--- Supplied records Enclosed Below ---

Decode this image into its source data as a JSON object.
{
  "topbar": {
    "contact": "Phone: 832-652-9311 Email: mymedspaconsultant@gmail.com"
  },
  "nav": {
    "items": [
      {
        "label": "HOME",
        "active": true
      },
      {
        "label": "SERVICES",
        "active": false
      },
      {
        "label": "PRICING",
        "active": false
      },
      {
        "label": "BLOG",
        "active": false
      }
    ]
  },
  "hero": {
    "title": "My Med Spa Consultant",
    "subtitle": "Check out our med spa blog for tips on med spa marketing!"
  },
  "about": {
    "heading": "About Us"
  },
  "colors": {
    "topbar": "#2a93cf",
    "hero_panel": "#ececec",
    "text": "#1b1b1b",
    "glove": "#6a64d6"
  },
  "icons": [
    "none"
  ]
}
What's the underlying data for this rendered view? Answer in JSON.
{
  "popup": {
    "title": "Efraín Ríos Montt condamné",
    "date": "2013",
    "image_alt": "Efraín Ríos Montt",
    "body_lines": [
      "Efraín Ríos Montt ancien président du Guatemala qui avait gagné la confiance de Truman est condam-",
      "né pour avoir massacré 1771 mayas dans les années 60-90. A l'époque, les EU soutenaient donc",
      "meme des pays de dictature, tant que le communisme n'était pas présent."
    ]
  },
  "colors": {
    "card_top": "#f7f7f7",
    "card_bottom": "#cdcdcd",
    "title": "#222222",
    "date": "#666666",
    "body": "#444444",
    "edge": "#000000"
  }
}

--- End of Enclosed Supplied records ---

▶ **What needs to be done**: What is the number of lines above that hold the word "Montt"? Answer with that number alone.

▶ **Output of the exercise**: 3